Sunak: “golden era” between UK, China is over
- “We also need to evolve our approach to China. Let’s be clear, the so-called ‘golden era’ is over, along with the naïve idea that trade would automatically lead to social and political reform,” UK Prime Minister Rishi Sunak said on Monday in his first foreign policy address. “But nor should we rely on simplistic Cold War rhetoric,” Sunak added. He then called China a “systemic challenge to our values and interests” that “grows more acute.”
- Tory backbenchers have been pressuring the new Conservative leader to be tough on China. They criticized him for being less hawkish than his predecessor Liz Truss, who pledged to officially designate China as a “threat” instead of a “systemic competitor” under Boris Johnson.
- Sunak puzzled Tory members with his back-and-forth of calling China a “threat” and a “challenge” when flying to Indonesia for the G20 summit. He also said something provocative for China on the plane: “We stand ready to support Taiwan, as we do in standing up to Chinese aggression.” Later, his meeting with Chinese President Xi Jinping in Bali was canceled.
Xi meets with Cuba, Mongolia presidents
- President Xi met with (Zh/En) visiting First Secretary of the Central Committee of the Communist Party of Cuba and President of Cuba Miguel Díaz-Canel on Friday. Xi said that China always places its relations with Cuba in a “special position” in its diplomacy. He also stressed that “However the international situation may evolve, China’s policy of upholding long-term friendship with Cuba will not change, its determination to support Cuba in following the path of socialism will not change, and its resolve to work with Cuba to defend international fairness and justice and oppose hegemony and power politics will not change.” Xi also vowed to “firmly support Cuba in safeguarding national sovereignty and opposing foreign interference and blockade.”
- President Xi held talks with (Zh/En) Mongolian President Ukhnaagiin Khurelsukh in Beijing on Monday. The meeting was only two months after the two leaders met in Uzbekistan in September. Xi hailed the high level of China-Mongolia relations and said, “China will work with Mongolia in close coordination and collaboration to jointly defend true multilateralism, reject bloc confrontation, and uphold solidarity and cooperation of the international community.”
In first, mainland Chinese companies outnumber American ones in Hong Kong
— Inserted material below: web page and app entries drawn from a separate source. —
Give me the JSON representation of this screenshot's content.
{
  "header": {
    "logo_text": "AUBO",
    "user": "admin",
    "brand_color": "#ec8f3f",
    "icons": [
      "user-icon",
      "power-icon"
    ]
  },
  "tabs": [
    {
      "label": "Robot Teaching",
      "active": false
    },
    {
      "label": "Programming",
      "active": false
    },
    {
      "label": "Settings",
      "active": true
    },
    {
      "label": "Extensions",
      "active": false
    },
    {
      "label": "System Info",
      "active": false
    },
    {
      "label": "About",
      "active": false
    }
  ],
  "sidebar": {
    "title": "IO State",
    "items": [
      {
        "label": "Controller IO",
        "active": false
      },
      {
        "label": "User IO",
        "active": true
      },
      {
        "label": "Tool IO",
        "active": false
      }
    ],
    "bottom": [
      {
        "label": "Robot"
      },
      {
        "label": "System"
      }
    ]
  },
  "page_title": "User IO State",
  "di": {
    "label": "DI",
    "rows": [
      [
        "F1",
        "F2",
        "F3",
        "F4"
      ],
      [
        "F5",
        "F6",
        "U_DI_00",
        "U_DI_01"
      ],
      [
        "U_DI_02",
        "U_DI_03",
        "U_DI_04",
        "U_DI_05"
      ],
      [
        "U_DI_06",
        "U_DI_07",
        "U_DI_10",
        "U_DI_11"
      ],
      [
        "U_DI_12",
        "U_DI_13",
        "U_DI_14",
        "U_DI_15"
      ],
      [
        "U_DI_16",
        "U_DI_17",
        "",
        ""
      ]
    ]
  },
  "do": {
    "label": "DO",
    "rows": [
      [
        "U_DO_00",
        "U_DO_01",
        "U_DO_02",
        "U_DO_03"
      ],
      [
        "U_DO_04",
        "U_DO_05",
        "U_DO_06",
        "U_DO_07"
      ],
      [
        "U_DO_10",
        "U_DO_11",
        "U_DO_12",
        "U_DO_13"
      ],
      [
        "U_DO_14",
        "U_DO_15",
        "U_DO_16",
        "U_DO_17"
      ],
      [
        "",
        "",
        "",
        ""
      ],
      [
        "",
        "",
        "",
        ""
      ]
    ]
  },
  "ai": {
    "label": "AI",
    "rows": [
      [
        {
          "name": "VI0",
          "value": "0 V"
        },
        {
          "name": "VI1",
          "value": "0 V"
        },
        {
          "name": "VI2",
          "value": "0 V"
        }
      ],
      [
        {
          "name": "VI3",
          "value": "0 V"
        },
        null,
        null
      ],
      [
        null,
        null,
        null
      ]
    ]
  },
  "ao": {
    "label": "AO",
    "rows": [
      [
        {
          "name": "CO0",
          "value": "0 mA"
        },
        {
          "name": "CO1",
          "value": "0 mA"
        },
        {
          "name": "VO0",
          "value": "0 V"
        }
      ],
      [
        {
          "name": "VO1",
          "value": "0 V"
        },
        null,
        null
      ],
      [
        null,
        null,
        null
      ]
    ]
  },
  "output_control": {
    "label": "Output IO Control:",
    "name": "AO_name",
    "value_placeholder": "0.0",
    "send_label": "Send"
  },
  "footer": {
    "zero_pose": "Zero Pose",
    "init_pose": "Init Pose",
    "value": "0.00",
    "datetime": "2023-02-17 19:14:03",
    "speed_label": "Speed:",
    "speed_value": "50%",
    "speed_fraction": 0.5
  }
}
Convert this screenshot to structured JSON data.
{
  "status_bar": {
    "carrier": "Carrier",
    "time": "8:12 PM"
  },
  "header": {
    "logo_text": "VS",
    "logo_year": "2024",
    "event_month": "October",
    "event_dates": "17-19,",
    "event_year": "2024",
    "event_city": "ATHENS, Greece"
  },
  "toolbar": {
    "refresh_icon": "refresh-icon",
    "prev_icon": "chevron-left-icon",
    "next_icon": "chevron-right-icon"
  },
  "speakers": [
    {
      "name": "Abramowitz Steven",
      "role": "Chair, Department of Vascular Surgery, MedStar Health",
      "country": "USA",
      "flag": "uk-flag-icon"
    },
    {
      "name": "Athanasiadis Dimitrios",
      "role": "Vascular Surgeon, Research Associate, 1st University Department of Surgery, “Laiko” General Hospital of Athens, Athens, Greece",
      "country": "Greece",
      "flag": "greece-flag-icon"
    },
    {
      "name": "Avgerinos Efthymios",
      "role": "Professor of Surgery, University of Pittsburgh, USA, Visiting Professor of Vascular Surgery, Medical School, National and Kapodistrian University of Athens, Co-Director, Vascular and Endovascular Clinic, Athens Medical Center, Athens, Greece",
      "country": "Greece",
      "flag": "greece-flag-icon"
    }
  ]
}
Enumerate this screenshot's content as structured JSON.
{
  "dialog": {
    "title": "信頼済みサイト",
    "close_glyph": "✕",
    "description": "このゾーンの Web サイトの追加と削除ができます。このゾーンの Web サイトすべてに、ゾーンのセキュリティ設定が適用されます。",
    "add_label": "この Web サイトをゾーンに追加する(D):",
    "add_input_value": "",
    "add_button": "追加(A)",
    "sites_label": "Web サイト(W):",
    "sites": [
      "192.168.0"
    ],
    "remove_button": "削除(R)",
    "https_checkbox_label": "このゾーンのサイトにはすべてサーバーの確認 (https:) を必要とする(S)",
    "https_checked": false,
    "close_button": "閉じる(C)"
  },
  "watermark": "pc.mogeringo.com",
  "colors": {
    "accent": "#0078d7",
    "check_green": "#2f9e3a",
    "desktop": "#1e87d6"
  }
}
- The number of mainland Chinese companies with regional headquarters in Hong Kong surpasses their U.S. counterparts for the first time. As of June 1, the city has 251 regional hubs of mainland Chinese firms versus 240 for U.S. companies. The number of U.S. regional business headquarters was down from its peak at 333 in 2012 and was the lowest since 2002.
U.S. comment on China’s COVID situations
- “Our message to peaceful protesters around the world is the same and consistent: People should be allowed the right to assemble and to peacefully protest policies or laws or dictates that they take issue with,” John Kirby, U.S. National Security Council Coordinator for Strategic Communications said when answering a question over reported COVID-related protests in China. Kirby and White House Press Secretary Karine Jean-Pierre were pressed several times to respond to similar questions at a press briefing yesterday. They replied by reiterating the U.S. support for peaceful protests.
- When asked about China’s COVID policies, Kirby said, “China as a major economic player and China still struggling with COVID, there’s — obviously there’s an impact on the economy.”
Russia postpones nuclear arms-control talks with U.S.
- Russia has postponed talks scheduled on Tuesday to resume inspections under the New START treaty, U.S. officials said. The bilateral accord was signed in 2010 to reduce the long-range nuclear arms of the two countries. The arms inspections were suspended in 2020 due to COVID-19. Russia blocked the resumption of the inspections in August, citing U.S. travel restrictions.